For this exercise, copy the records below exactly and exclude every image.

═════ Dataset records

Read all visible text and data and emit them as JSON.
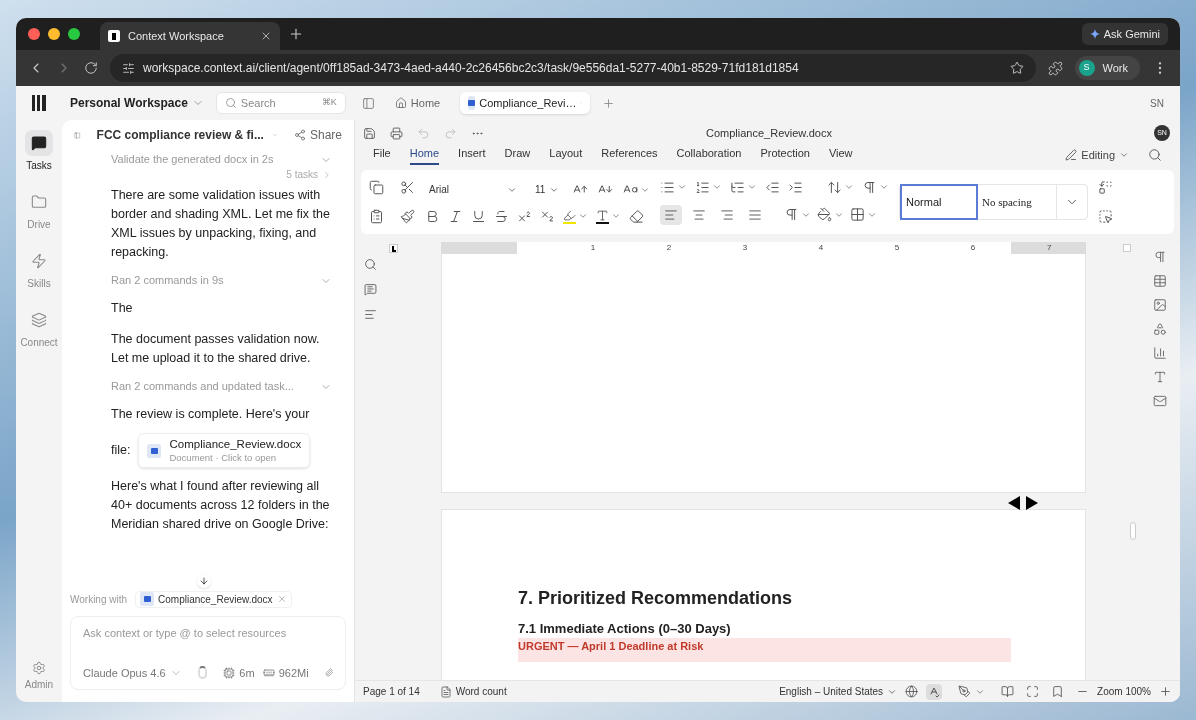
{
  "browser": {
    "tabs": [
      {
        "title": "Context Workspace",
        "selected": true
      }
    ],
    "ask_gemini": "Ask Gemini",
    "url": "workspace.context.ai/client/agent/0ff185ad-3473-4aed-a440-2c26456bc2c3/task/9e556da1-5277-40b1-8529-71fd181d1854",
    "profile": {
      "initial": "S",
      "label": "Work"
    }
  },
  "app_header": {
    "workspace": "Personal Workspace",
    "search": {
      "placeholder": "Search",
      "shortcut": "⌘K"
    },
    "tabs": [
      {
        "label": "Home",
        "kind": "home",
        "selected": false
      },
      {
        "label": "Compliance_Revi…",
        "kind": "doc",
        "selected": true
      }
    ],
    "user_initials": "SN"
  },
  "rail": [
    {
      "label": "Tasks",
      "kind": "tasks",
      "selected": true
    },
    {
      "label": "Drive",
      "kind": "drive",
      "selected": false
    },
    {
      "label": "Skills",
      "kind": "skills",
      "selected": false
    },
    {
      "label": "Connect",
      "kind": "connect",
      "selected": false
    }
  ],
  "rail_bottom": {
    "label": "Admin"
  },
  "chat": {
    "title": "FCC compliance review & fi...",
    "share": "Share",
    "tasks_badge": "5 tasks",
    "messages": [
      {
        "kind": "step",
        "text": "Validate the generated docx in 2s"
      },
      {
        "kind": "text",
        "text": "There are some validation issues with border and shading XML. Let me fix the XML issues by unpacking, fixing, and repacking."
      },
      {
        "kind": "step",
        "text": "Ran 2 commands in 9s"
      },
      {
        "kind": "text",
        "text": "The"
      },
      {
        "kind": "text",
        "text": "The document passes validation now. Let me upload it to the shared drive."
      },
      {
        "kind": "step",
        "text": "Ran 2 commands and updated task..."
      },
      {
        "kind": "text",
        "text": "The review is complete. Here's your"
      },
      {
        "kind": "file",
        "lead": "file:",
        "name": "Compliance_Review.docx",
        "meta": "Document · Click to open"
      },
      {
        "kind": "text",
        "text": "Here's what I found after reviewing all 40+ documents across 12 folders in the Meridian shared drive on Google Drive:"
      }
    ],
    "working_with": {
      "label": "Working with",
      "file": "Compliance_Review.docx"
    },
    "composer": {
      "placeholder": "Ask context or type @ to select resources",
      "model": "Claude Opus 4.6",
      "time": "6m",
      "memory": "962Mi"
    }
  },
  "doc": {
    "filename": "Compliance_Review.docx",
    "user_initials": "SN",
    "menu": [
      {
        "label": "File",
        "selected": false
      },
      {
        "label": "Home",
        "selected": true
      },
      {
        "label": "Insert",
        "selected": false
      },
      {
        "label": "Draw",
        "selected": false
      },
      {
        "label": "Layout",
        "selected": false
      },
      {
        "label": "References",
        "selected": false
      },
      {
        "label": "Collaboration",
        "selected": false
      },
      {
        "label": "Protection",
        "selected": false
      },
      {
        "label": "View",
        "selected": false
      }
    ],
    "mode": "Editing",
    "font": "Arial",
    "size": "11",
    "align": [
      {
        "kind": "left",
        "selected": true
      },
      {
        "kind": "center",
        "selected": false
      },
      {
        "kind": "right",
        "selected": false
      },
      {
        "kind": "justify",
        "selected": false
      }
    ],
    "styles": [
      {
        "label": "Normal",
        "kind": "sans",
        "selected": true
      },
      {
        "label": "No spacing",
        "kind": "serif",
        "selected": false
      }
    ],
    "ruler": [
      "1",
      "2",
      "3",
      "4",
      "5",
      "6",
      "7"
    ],
    "content": {
      "heading": "7. Prioritized Recommendations",
      "subheading": "7.1 Immediate Actions (0–30 Days)",
      "alert": "URGENT — April 1 Deadline at Risk"
    }
  },
  "status_bar": {
    "page": "Page 1 of 14",
    "word_count": "Word count",
    "language": "English – United States",
    "zoom": "Zoom 100%"
  }
}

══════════

**Task response:**
Read all visible text and data and emit them as JSON.
{
  "browser": {
    "tabs": [
      {
        "title": "Context Workspace",
        "selected": true
      }
    ],
    "ask_gemini": "Ask Gemini",
    "url": "workspace.context.ai/client/agent/0ff185ad-3473-4aed-a440-2c26456bc2c3/task/9e556da1-5277-40b1-8529-71fd181d1854",
    "profile": {
      "initial": "S",
      "label": "Work"
    }
  },
  "app_header": {
    "workspace": "Personal Workspace",
    "search": {
      "placeholder": "Search",
      "shortcut": "⌘K"
    },
    "tabs": [
      {
        "label": "Home",
        "kind": "home",
        "selected": false
      },
      {
        "label": "Compliance_Revi…",
        "kind": "doc",
        "selected": true
      }
    ],
    "user_initials": "SN"
  },
  "rail": [
    {
      "label": "Tasks",
      "kind": "tasks",
      "selected": true
    },
    {
      "label": "Drive",
      "kind": "drive",
      "selected": false
    },
    {
      "label": "Skills",
      "kind": "skills",
      "selected": false
    },
    {
      "label": "Connect",
      "kind": "connect",
      "selected": false
    }
  ],
  "rail_bottom": {
    "label": "Admin"
  },
  "chat": {
    "title": "FCC compliance review & fi...",
    "share": "Share",
    "tasks_badge": "5 tasks",
    "messages": [
      {
        "kind": "step",
        "text": "Validate the generated docx in 2s"
      },
      {
        "kind": "text",
        "text": "There are some validation issues with border and shading XML. Let me fix the XML issues by unpacking, fixing, and repacking."
      },
      {
        "kind": "step",
        "text": "Ran 2 commands in 9s"
      },
      {
        "kind": "text",
        "text": "The"
      },
      {
        "kind": "text",
        "text": "The document passes validation now. Let me upload it to the shared drive."
      },
      {
        "kind": "step",
        "text": "Ran 2 commands and updated task..."
      },
      {
        "kind": "text",
        "text": "The review is complete. Here's your"
      },
      {
        "kind": "file",
        "lead": "file:",
        "name": "Compliance_Review.docx",
        "meta": "Document · Click to open"
      },
      {
        "kind": "text",
        "text": "Here's what I found after reviewing all 40+ documents across 12 folders in the Meridian shared drive on Google Drive:"
      }
    ],
    "working_with": {
      "label": "Working with",
      "file": "Compliance_Review.docx"
    },
    "composer": {
      "placeholder": "Ask context or type @ to select resources",
      "model": "Claude Opus 4.6",
      "time": "6m",
      "memory": "962Mi"
    }
  },
  "doc": {
    "filename": "Compliance_Review.docx",
    "user_initials": "SN",
    "menu": [
      {
        "label": "File",
        "selected": false
      },
      {
        "label": "Home",
        "selected": true
      },
      {
        "label": "Insert",
        "selected": false
      },
      {
        "label": "Draw",
        "selected": false
      },
      {
        "label": "Layout",
        "selected": false
      },
      {
        "label": "References",
        "selected": false
      },
      {
        "label": "Collaboration",
        "selected": false
      },
      {
        "label": "Protection",
        "selected": false
      },
      {
        "label": "View",
        "selected": false
      }
    ],
    "mode": "Editing",
    "font": "Arial",
    "size": "11",
    "align": [
      {
        "kind": "left",
        "selected": true
      },
      {
        "kind": "center",
        "selected": false
      },
      {
        "kind": "right",
        "selected": false
      },
      {
        "kind": "justify",
        "selected": false
      }
    ],
    "styles": [
      {
        "label": "Normal",
        "kind": "sans",
        "selected": true
      },
      {
        "label": "No spacing",
        "kind": "serif",
        "selected": false
      }
    ],
    "ruler": [
      "1",
      "2",
      "3",
      "4",
      "5",
      "6",
      "7"
    ],
    "content": {
      "heading": "7. Prioritized Recommendations",
      "subheading": "7.1 Immediate Actions (0–30 Days)",
      "alert": "URGENT — April 1 Deadline at Risk"
    }
  },
  "status_bar": {
    "page": "Page 1 of 14",
    "word_count": "Word count",
    "language": "English – United States",
    "zoom": "Zoom 100%"
  }
}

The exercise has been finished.